According to DHS surveys (the latest wave available), in African countries, as elsewhere in the developing world, the relationship between contraceptive prevalence (current use of any modern method) and fertility level (total fertility rate) is straightforward. Fertility decline is primarily the result of using modern contraceptive technology distributed by family planning associations since the 1960’s, and by family planning programs put in place in many countries (although not all) at various points in time (Garenne 2012). Family planning policies and programs vary greatly in Africa: some started as early as the 1960’s (as in Kenya), while others started much later (as in Senegal); some are well-organized and successful (as in Zimbabwe) while others remain less so (as in Zambia); some include home visits and community based distribution of contraceptives (as in Madagascar) while others do not; some countries have an official population policy (as in Ghana), while others remain shy on this issue (as in Central African Republic).

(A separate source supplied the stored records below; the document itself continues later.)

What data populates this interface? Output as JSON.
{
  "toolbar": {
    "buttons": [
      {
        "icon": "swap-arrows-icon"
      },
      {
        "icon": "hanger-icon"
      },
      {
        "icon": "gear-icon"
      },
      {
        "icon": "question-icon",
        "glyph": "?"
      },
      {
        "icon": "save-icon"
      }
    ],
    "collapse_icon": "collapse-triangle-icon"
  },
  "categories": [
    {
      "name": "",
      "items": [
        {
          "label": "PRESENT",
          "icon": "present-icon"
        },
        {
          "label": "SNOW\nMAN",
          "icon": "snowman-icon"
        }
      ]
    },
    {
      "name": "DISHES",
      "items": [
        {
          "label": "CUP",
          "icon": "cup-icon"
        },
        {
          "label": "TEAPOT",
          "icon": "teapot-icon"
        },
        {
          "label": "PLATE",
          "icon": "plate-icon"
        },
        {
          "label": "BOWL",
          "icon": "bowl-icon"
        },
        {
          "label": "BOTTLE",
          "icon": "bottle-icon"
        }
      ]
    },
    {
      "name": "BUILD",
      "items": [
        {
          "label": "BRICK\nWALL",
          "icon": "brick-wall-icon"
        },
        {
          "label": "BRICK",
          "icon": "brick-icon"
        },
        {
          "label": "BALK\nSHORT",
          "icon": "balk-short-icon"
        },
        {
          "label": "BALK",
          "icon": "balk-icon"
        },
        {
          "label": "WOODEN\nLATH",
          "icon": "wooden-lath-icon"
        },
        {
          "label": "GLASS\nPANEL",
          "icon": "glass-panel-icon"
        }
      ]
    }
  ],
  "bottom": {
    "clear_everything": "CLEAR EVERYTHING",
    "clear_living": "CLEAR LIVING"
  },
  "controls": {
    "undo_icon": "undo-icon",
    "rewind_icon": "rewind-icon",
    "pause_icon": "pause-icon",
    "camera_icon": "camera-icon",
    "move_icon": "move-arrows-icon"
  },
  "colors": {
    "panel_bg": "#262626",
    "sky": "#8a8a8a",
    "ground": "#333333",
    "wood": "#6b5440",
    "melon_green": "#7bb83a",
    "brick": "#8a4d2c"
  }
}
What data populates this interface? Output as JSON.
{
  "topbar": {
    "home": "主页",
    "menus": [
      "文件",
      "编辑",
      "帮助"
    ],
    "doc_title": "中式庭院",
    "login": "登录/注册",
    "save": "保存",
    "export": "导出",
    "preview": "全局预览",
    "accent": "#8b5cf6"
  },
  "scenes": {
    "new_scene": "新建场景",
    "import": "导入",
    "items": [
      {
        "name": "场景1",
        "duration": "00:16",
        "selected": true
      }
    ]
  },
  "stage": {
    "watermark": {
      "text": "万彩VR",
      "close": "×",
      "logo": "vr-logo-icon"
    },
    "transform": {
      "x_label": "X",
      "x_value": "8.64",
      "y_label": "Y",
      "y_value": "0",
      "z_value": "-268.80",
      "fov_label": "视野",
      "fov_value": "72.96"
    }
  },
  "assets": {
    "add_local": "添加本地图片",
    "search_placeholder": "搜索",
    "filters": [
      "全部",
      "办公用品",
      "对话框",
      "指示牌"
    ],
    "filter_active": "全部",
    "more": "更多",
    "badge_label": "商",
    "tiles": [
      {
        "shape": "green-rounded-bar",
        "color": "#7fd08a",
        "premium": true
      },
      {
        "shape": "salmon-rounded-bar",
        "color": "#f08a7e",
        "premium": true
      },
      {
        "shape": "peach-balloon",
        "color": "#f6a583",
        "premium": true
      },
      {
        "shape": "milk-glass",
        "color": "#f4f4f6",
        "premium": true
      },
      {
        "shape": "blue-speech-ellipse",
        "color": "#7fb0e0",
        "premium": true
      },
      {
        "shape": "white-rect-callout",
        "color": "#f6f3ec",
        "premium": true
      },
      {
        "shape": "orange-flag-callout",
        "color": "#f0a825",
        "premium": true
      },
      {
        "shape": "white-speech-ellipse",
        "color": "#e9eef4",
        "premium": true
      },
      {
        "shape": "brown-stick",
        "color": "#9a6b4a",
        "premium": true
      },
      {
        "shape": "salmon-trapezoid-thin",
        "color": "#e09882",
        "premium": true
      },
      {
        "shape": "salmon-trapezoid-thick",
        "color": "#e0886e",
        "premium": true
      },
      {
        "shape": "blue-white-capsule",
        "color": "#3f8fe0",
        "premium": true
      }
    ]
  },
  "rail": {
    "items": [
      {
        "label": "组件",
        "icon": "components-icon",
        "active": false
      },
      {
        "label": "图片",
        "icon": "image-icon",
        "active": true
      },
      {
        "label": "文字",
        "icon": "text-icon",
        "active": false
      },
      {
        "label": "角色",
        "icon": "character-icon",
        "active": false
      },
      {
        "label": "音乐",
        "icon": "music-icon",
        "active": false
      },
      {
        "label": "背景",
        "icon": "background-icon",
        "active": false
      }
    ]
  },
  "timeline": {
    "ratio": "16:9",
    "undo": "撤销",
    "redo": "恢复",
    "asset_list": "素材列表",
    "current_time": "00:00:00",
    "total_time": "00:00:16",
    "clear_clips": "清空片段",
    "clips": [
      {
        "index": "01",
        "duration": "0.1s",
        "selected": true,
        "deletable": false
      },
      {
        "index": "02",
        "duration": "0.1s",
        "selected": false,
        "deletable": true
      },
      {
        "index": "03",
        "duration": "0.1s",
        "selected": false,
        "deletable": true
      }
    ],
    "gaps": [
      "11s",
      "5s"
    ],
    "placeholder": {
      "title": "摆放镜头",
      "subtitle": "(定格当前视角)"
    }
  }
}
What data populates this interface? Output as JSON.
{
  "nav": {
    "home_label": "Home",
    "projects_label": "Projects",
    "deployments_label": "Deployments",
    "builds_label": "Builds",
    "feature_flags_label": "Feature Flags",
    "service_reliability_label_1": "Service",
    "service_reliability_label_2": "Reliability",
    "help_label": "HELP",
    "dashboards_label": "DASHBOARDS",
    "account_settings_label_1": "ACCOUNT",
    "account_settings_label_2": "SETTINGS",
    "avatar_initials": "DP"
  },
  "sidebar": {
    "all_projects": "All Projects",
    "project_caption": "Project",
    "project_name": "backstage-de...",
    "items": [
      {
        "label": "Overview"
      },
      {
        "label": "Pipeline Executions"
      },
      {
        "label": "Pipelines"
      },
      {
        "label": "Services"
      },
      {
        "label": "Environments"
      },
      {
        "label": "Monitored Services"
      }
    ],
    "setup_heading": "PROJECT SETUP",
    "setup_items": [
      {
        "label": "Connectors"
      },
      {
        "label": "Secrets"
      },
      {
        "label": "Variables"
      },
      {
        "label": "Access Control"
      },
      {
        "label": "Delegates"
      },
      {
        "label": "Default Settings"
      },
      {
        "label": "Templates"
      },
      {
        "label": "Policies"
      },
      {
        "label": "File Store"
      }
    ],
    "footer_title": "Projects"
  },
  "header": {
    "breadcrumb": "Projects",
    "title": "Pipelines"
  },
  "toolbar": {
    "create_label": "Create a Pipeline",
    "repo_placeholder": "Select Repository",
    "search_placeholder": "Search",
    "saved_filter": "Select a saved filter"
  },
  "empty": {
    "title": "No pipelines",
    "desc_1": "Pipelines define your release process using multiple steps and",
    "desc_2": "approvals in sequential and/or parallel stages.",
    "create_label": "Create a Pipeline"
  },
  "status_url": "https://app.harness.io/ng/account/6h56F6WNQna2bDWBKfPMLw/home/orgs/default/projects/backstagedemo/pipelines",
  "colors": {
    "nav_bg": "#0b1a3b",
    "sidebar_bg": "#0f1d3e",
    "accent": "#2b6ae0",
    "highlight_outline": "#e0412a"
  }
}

Many of the successful programs include home visits and community-based distribution of contraceptives, two important features of family planning in developing countries. Figure 2 shows the relationship between fertility decline in 2010 (compared with peak fertility) and the average “effort index” developed by the Futures Group for the 1982-2009 period (Ross and Smith 2010), for several African countries. This “effort index” is a composite index based on a variety of indicators of policy, services, record-keeping and availability of contraceptive methods, and is expressed as a percentage of the maximum. The relationship is almost linear, with natural fertility of 7 children or more for no or little effort (index < 20) to TFR of 2 or less for an effort index of 70 points or more.
As Table 1 shows, there is a clear differentiation between countries at different stages of advancement in the process of fertility decline, from close to none in Group 1, to large declines in Group 3, be it in terms of contraceptive prevalence (around 2011), income per capita (around 2008), education, or household wealth.
African countries where fertility has not yet declined in rural areas are characterized by a few distinct traits. First, their family planning efforts started later and were weaker than elsewhere. Second, they are, on average, less advanced in the development process (income, wealth, education), although they compare well with some poorer countries which have done better in family planning, such as Ethiopia, Madagascar, and Rwanda. This means that economic development is not the main driver of success in this field: political will matters more. Consider the following example: in Rwanda, a successful family planning program has led to a major fertility decline (TFR= 8.0 in 1980-84 versus 4.6 in 2010-13), whereas in nearby and comparable Burundi, fertility remained high (TFR = 6.8) for the entire 1980-2010 period, arguably because family planning efforts were much weaker.
In less developed countries, a strong government commitment , efficient non-governmental organizations, and an appropriate family planning program are even more crucial than elsewhere for ensuring a rapid fertility decline and control of population growth able to compensate the rapid mortality decline observed in all countries.
Coale AJ, Watkins SC, eds. (1986). The Decline of Fertility in Europe: the Revised Proceedings of a Conference on the Princeton European Fertility Project. Princeton, NJ: Princeton University Press.
Doepke M. (2004). Accounting for fertility decline during the transition to growth. Journal of Economic Growth; 9(3): 347–383.